Exercise objective:
A picture-free, exact copy of all the records below is the goal.

Page and application data records

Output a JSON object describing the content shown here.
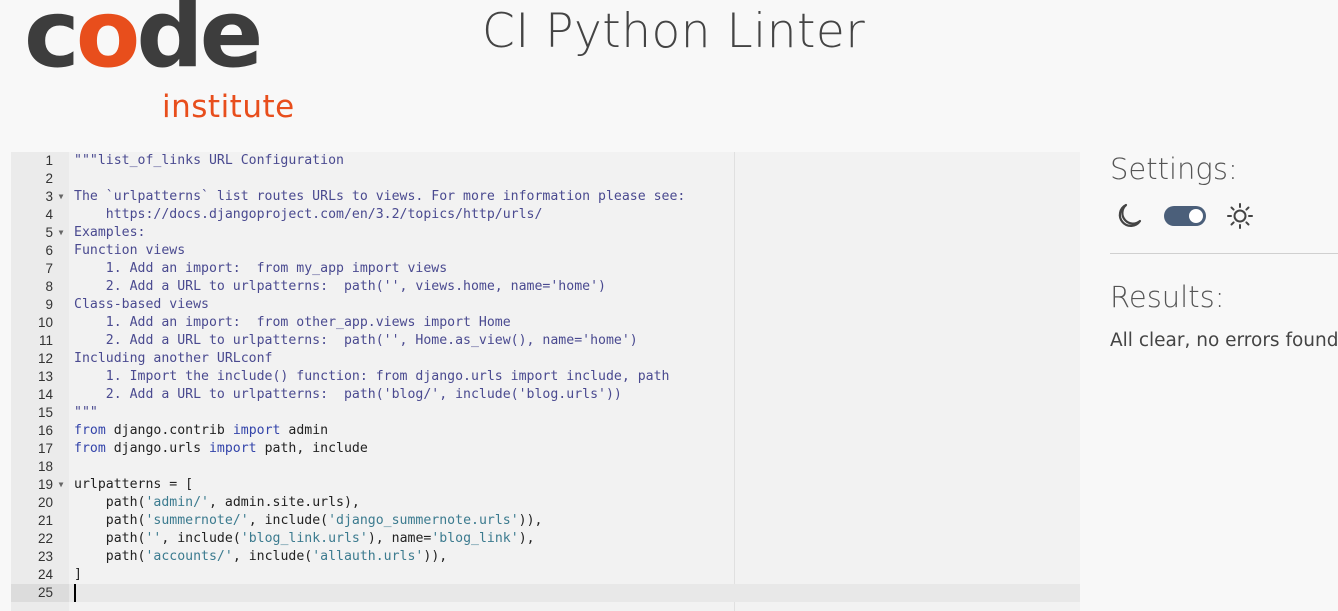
{
  "logo": {
    "code_c": "c",
    "code_o": "o",
    "code_de": "de",
    "institute": "institute"
  },
  "header": {
    "title": "CI Python Linter"
  },
  "editor": {
    "active_line": 25,
    "lines": [
      {
        "n": "1",
        "fold": false,
        "segments": [
          {
            "t": "\"\"\"list_of_links URL Configuration",
            "c": "str"
          }
        ]
      },
      {
        "n": "2",
        "fold": false,
        "segments": []
      },
      {
        "n": "3",
        "fold": true,
        "segments": [
          {
            "t": "The `urlpatterns` list routes URLs to views. For more information please see:",
            "c": "str"
          }
        ]
      },
      {
        "n": "4",
        "fold": false,
        "segments": [
          {
            "t": "    https://docs.djangoproject.com/en/3.2/topics/http/urls/",
            "c": "str"
          }
        ]
      },
      {
        "n": "5",
        "fold": true,
        "segments": [
          {
            "t": "Examples:",
            "c": "str"
          }
        ]
      },
      {
        "n": "6",
        "fold": false,
        "segments": [
          {
            "t": "Function views",
            "c": "str"
          }
        ]
      },
      {
        "n": "7",
        "fold": false,
        "segments": [
          {
            "t": "    1. Add an import:  from my_app import views",
            "c": "str"
          }
        ]
      },
      {
        "n": "8",
        "fold": false,
        "segments": [
          {
            "t": "    2. Add a URL to urlpatterns:  path('', views.home, name='home')",
            "c": "str"
          }
        ]
      },
      {
        "n": "9",
        "fold": false,
        "segments": [
          {
            "t": "Class-based views",
            "c": "str"
          }
        ]
      },
      {
        "n": "10",
        "fold": false,
        "segments": [
          {
            "t": "    1. Add an import:  from other_app.views import Home",
            "c": "str"
          }
        ]
      },
      {
        "n": "11",
        "fold": false,
        "segments": [
          {
            "t": "    2. Add a URL to urlpatterns:  path('', Home.as_view(), name='home')",
            "c": "str"
          }
        ]
      },
      {
        "n": "12",
        "fold": false,
        "segments": [
          {
            "t": "Including another URLconf",
            "c": "str"
          }
        ]
      },
      {
        "n": "13",
        "fold": false,
        "segments": [
          {
            "t": "    1. Import the include() function: from django.urls import include, path",
            "c": "str"
          }
        ]
      },
      {
        "n": "14",
        "fold": false,
        "segments": [
          {
            "t": "    2. Add a URL to urlpatterns:  path('blog/', include('blog.urls'))",
            "c": "str"
          }
        ]
      },
      {
        "n": "15",
        "fold": false,
        "segments": [
          {
            "t": "\"\"\"",
            "c": "str"
          }
        ]
      },
      {
        "n": "16",
        "fold": false,
        "segments": [
          {
            "t": "from",
            "c": "kw"
          },
          {
            "t": " django.contrib ",
            "c": "id"
          },
          {
            "t": "import",
            "c": "kw"
          },
          {
            "t": " admin",
            "c": "id"
          }
        ]
      },
      {
        "n": "17",
        "fold": false,
        "segments": [
          {
            "t": "from",
            "c": "kw"
          },
          {
            "t": " django.urls ",
            "c": "id"
          },
          {
            "t": "import",
            "c": "kw"
          },
          {
            "t": " path, include",
            "c": "id"
          }
        ]
      },
      {
        "n": "18",
        "fold": false,
        "segments": []
      },
      {
        "n": "19",
        "fold": true,
        "segments": [
          {
            "t": "urlpatterns = [",
            "c": "id"
          }
        ]
      },
      {
        "n": "20",
        "fold": false,
        "segments": [
          {
            "t": "    path(",
            "c": "id"
          },
          {
            "t": "'admin/'",
            "c": "q"
          },
          {
            "t": ", admin.site.urls),",
            "c": "id"
          }
        ]
      },
      {
        "n": "21",
        "fold": false,
        "segments": [
          {
            "t": "    path(",
            "c": "id"
          },
          {
            "t": "'summernote/'",
            "c": "q"
          },
          {
            "t": ", include(",
            "c": "id"
          },
          {
            "t": "'django_summernote.urls'",
            "c": "q"
          },
          {
            "t": ")),",
            "c": "id"
          }
        ]
      },
      {
        "n": "22",
        "fold": false,
        "segments": [
          {
            "t": "    path(",
            "c": "id"
          },
          {
            "t": "''",
            "c": "q"
          },
          {
            "t": ", include(",
            "c": "id"
          },
          {
            "t": "'blog_link.urls'",
            "c": "q"
          },
          {
            "t": "), name=",
            "c": "id"
          },
          {
            "t": "'blog_link'",
            "c": "q"
          },
          {
            "t": "),",
            "c": "id"
          }
        ]
      },
      {
        "n": "23",
        "fold": false,
        "segments": [
          {
            "t": "    path(",
            "c": "id"
          },
          {
            "t": "'accounts/'",
            "c": "q"
          },
          {
            "t": ", include(",
            "c": "id"
          },
          {
            "t": "'allauth.urls'",
            "c": "q"
          },
          {
            "t": ")),",
            "c": "id"
          }
        ]
      },
      {
        "n": "24",
        "fold": false,
        "segments": [
          {
            "t": "]",
            "c": "id"
          }
        ]
      },
      {
        "n": "25",
        "fold": false,
        "segments": []
      }
    ]
  },
  "settings": {
    "title": "Settings:",
    "dark_mode_icon": "moon-icon",
    "light_mode_icon": "sun-icon",
    "theme_toggle_on": true
  },
  "results": {
    "title": "Results:",
    "message": "All clear, no errors found"
  },
  "colors": {
    "brand_orange": "#e84e1c",
    "brand_dark": "#3d3d3d",
    "toggle": "#4b5f7a"
  }
}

Result of the exercise:
Output a JSON object describing the content shown here.
{
  "logo": {
    "code_c": "c",
    "code_o": "o",
    "code_de": "de",
    "institute": "institute"
  },
  "header": {
    "title": "CI Python Linter"
  },
  "editor": {
    "active_line": 25,
    "lines": [
      {
        "n": "1",
        "fold": false,
        "segments": [
          {
            "t": "\"\"\"list_of_links URL Configuration",
            "c": "str"
          }
        ]
      },
      {
        "n": "2",
        "fold": false,
        "segments": []
      },
      {
        "n": "3",
        "fold": true,
        "segments": [
          {
            "t": "The `urlpatterns` list routes URLs to views. For more information please see:",
            "c": "str"
          }
        ]
      },
      {
        "n": "4",
        "fold": false,
        "segments": [
          {
            "t": "    https://docs.djangoproject.com/en/3.2/topics/http/urls/",
            "c": "str"
          }
        ]
      },
      {
        "n": "5",
        "fold": true,
        "segments": [
          {
            "t": "Examples:",
            "c": "str"
          }
        ]
      },
      {
        "n": "6",
        "fold": false,
        "segments": [
          {
            "t": "Function views",
            "c": "str"
          }
        ]
      },
      {
        "n": "7",
        "fold": false,
        "segments": [
          {
            "t": "    1. Add an import:  from my_app import views",
            "c": "str"
          }
        ]
      },
      {
        "n": "8",
        "fold": false,
        "segments": [
          {
            "t": "    2. Add a URL to urlpatterns:  path('', views.home, name='home')",
            "c": "str"
          }
        ]
      },
      {
        "n": "9",
        "fold": false,
        "segments": [
          {
            "t": "Class-based views",
            "c": "str"
          }
        ]
      },
      {
        "n": "10",
        "fold": false,
        "segments": [
          {
            "t": "    1. Add an import:  from other_app.views import Home",
            "c": "str"
          }
        ]
      },
      {
        "n": "11",
        "fold": false,
        "segments": [
          {
            "t": "    2. Add a URL to urlpatterns:  path('', Home.as_view(), name='home')",
            "c": "str"
          }
        ]
      },
      {
        "n": "12",
        "fold": false,
        "segments": [
          {
            "t": "Including another URLconf",
            "c": "str"
          }
        ]
      },
      {
        "n": "13",
        "fold": false,
        "segments": [
          {
            "t": "    1. Import the include() function: from django.urls import include, path",
            "c": "str"
          }
        ]
      },
      {
        "n": "14",
        "fold": false,
        "segments": [
          {
            "t": "    2. Add a URL to urlpatterns:  path('blog/', include('blog.urls'))",
            "c": "str"
          }
        ]
      },
      {
        "n": "15",
        "fold": false,
        "segments": [
          {
            "t": "\"\"\"",
            "c": "str"
          }
        ]
      },
      {
        "n": "16",
        "fold": false,
        "segments": [
          {
            "t": "from",
            "c": "kw"
          },
          {
            "t": " django.contrib ",
            "c": "id"
          },
          {
            "t": "import",
            "c": "kw"
          },
          {
            "t": " admin",
            "c": "id"
          }
        ]
      },
      {
        "n": "17",
        "fold": false,
        "segments": [
          {
            "t": "from",
            "c": "kw"
          },
          {
            "t": " django.urls ",
            "c": "id"
          },
          {
            "t": "import",
            "c": "kw"
          },
          {
            "t": " path, include",
            "c": "id"
          }
        ]
      },
      {
        "n": "18",
        "fold": false,
        "segments": []
      },
      {
        "n": "19",
        "fold": true,
        "segments": [
          {
            "t": "urlpatterns = [",
            "c": "id"
          }
        ]
      },
      {
        "n": "20",
        "fold": false,
        "segments": [
          {
            "t": "    path(",
            "c": "id"
          },
          {
            "t": "'admin/'",
            "c": "q"
          },
          {
            "t": ", admin.site.urls),",
            "c": "id"
          }
        ]
      },
      {
        "n": "21",
        "fold": false,
        "segments": [
          {
            "t": "    path(",
            "c": "id"
          },
          {
            "t": "'summernote/'",
            "c": "q"
          },
          {
            "t": ", include(",
            "c": "id"
          },
          {
            "t": "'django_summernote.urls'",
            "c": "q"
          },
          {
            "t": ")),",
            "c": "id"
          }
        ]
      },
      {
        "n": "22",
        "fold": false,
        "segments": [
          {
            "t": "    path(",
            "c": "id"
          },
          {
            "t": "''",
            "c": "q"
          },
          {
            "t": ", include(",
            "c": "id"
          },
          {
            "t": "'blog_link.urls'",
            "c": "q"
          },
          {
            "t": "), name=",
            "c": "id"
          },
          {
            "t": "'blog_link'",
            "c": "q"
          },
          {
            "t": "),",
            "c": "id"
          }
        ]
      },
      {
        "n": "23",
        "fold": false,
        "segments": [
          {
            "t": "    path(",
            "c": "id"
          },
          {
            "t": "'accounts/'",
            "c": "q"
          },
          {
            "t": ", include(",
            "c": "id"
          },
          {
            "t": "'allauth.urls'",
            "c": "q"
          },
          {
            "t": ")),",
            "c": "id"
          }
        ]
      },
      {
        "n": "24",
        "fold": false,
        "segments": [
          {
            "t": "]",
            "c": "id"
          }
        ]
      },
      {
        "n": "25",
        "fold": false,
        "segments": []
      }
    ]
  },
  "settings": {
    "title": "Settings:",
    "dark_mode_icon": "moon-icon",
    "light_mode_icon": "sun-icon",
    "theme_toggle_on": true
  },
  "results": {
    "title": "Results:",
    "message": "All clear, no errors found"
  },
  "colors": {
    "brand_orange": "#e84e1c",
    "brand_dark": "#3d3d3d",
    "toggle": "#4b5f7a"
  }
}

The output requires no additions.